- _Your objective_:
What is needed is an exact copy of all the entries.
*** Data to examine ***
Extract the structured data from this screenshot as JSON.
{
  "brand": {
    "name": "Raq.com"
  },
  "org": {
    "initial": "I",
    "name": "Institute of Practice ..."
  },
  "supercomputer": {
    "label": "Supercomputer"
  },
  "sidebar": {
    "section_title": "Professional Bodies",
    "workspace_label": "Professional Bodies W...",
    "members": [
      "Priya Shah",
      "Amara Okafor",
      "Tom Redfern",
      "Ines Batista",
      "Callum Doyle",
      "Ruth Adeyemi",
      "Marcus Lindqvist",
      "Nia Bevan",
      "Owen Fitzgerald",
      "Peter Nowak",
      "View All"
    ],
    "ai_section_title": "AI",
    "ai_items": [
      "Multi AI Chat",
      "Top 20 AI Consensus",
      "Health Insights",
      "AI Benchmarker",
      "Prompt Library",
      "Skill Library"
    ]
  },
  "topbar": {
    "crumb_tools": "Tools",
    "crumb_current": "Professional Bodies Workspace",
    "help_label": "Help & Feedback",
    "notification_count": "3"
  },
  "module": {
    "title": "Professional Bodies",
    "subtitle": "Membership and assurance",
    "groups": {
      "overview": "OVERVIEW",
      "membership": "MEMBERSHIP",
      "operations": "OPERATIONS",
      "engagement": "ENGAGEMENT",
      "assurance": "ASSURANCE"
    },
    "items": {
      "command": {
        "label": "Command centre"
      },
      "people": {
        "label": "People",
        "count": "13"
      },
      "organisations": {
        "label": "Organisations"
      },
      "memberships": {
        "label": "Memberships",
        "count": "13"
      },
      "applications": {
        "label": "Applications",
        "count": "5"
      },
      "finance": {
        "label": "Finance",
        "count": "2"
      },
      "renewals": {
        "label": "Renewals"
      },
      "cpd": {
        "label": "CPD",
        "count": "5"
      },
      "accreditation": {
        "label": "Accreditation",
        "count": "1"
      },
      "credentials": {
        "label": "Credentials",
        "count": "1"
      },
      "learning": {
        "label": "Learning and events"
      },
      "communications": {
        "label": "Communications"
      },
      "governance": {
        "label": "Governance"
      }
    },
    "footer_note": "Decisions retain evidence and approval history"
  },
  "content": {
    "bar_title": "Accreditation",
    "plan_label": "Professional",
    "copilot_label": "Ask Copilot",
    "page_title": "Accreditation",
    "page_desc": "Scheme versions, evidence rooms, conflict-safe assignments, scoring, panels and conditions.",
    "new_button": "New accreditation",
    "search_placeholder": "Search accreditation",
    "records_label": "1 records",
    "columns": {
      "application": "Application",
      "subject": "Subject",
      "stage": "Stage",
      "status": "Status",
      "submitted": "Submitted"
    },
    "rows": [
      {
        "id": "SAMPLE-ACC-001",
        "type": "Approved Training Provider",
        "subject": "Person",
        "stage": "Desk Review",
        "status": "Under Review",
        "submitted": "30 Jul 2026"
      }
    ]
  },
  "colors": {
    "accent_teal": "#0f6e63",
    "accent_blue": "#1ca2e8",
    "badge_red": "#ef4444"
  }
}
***
- _Answer to this problem_:
Extract the structured data from this screenshot as JSON.
{
  "brand": {
    "name": "Raq.com"
  },
  "org": {
    "initial": "I",
    "name": "Institute of Practice ..."
  },
  "supercomputer": {
    "label": "Supercomputer"
  },
  "sidebar": {
    "section_title": "Professional Bodies",
    "workspace_label": "Professional Bodies W...",
    "members": [
      "Priya Shah",
      "Amara Okafor",
      "Tom Redfern",
      "Ines Batista",
      "Callum Doyle",
      "Ruth Adeyemi",
      "Marcus Lindqvist",
      "Nia Bevan",
      "Owen Fitzgerald",
      "Peter Nowak",
      "View All"
    ],
    "ai_section_title": "AI",
    "ai_items": [
      "Multi AI Chat",
      "Top 20 AI Consensus",
      "Health Insights",
      "AI Benchmarker",
      "Prompt Library",
      "Skill Library"
    ]
  },
  "topbar": {
    "crumb_tools": "Tools",
    "crumb_current": "Professional Bodies Workspace",
    "help_label": "Help & Feedback",
    "notification_count": "3"
  },
  "module": {
    "title": "Professional Bodies",
    "subtitle": "Membership and assurance",
    "groups": {
      "overview": "OVERVIEW",
      "membership": "MEMBERSHIP",
      "operations": "OPERATIONS",
      "engagement": "ENGAGEMENT",
      "assurance": "ASSURANCE"
    },
    "items": {
      "command": {
        "label": "Command centre"
      },
      "people": {
        "label": "People",
        "count": "13"
      },
      "organisations": {
        "label": "Organisations"
      },
      "memberships": {
        "label": "Memberships",
        "count": "13"
      },
      "applications": {
        "label": "Applications",
        "count": "5"
      },
      "finance": {
        "label": "Finance",
        "count": "2"
      },
      "renewals": {
        "label": "Renewals"
      },
      "cpd": {
        "label": "CPD",
        "count": "5"
      },
      "accreditation": {
        "label": "Accreditation",
        "count": "1"
      },
      "credentials": {
        "label": "Credentials",
        "count": "1"
      },
      "learning": {
        "label": "Learning and events"
      },
      "communications": {
        "label": "Communications"
      },
      "governance": {
        "label": "Governance"
      }
    },
    "footer_note": "Decisions retain evidence and approval history"
  },
  "content": {
    "bar_title": "Accreditation",
    "plan_label": "Professional",
    "copilot_label": "Ask Copilot",
    "page_title": "Accreditation",
    "page_desc": "Scheme versions, evidence rooms, conflict-safe assignments, scoring, panels and conditions.",
    "new_button": "New accreditation",
    "search_placeholder": "Search accreditation",
    "records_label": "1 records",
    "columns": {
      "application": "Application",
      "subject": "Subject",
      "stage": "Stage",
      "status": "Status",
      "submitted": "Submitted"
    },
    "rows": [
      {
        "id": "SAMPLE-ACC-001",
        "type": "Approved Training Provider",
        "subject": "Person",
        "stage": "Desk Review",
        "status": "Under Review",
        "submitted": "30 Jul 2026"
      }
    ]
  },
  "colors": {
    "accent_teal": "#0f6e63",
    "accent_blue": "#1ca2e8",
    "badge_red": "#ef4444"
  }
}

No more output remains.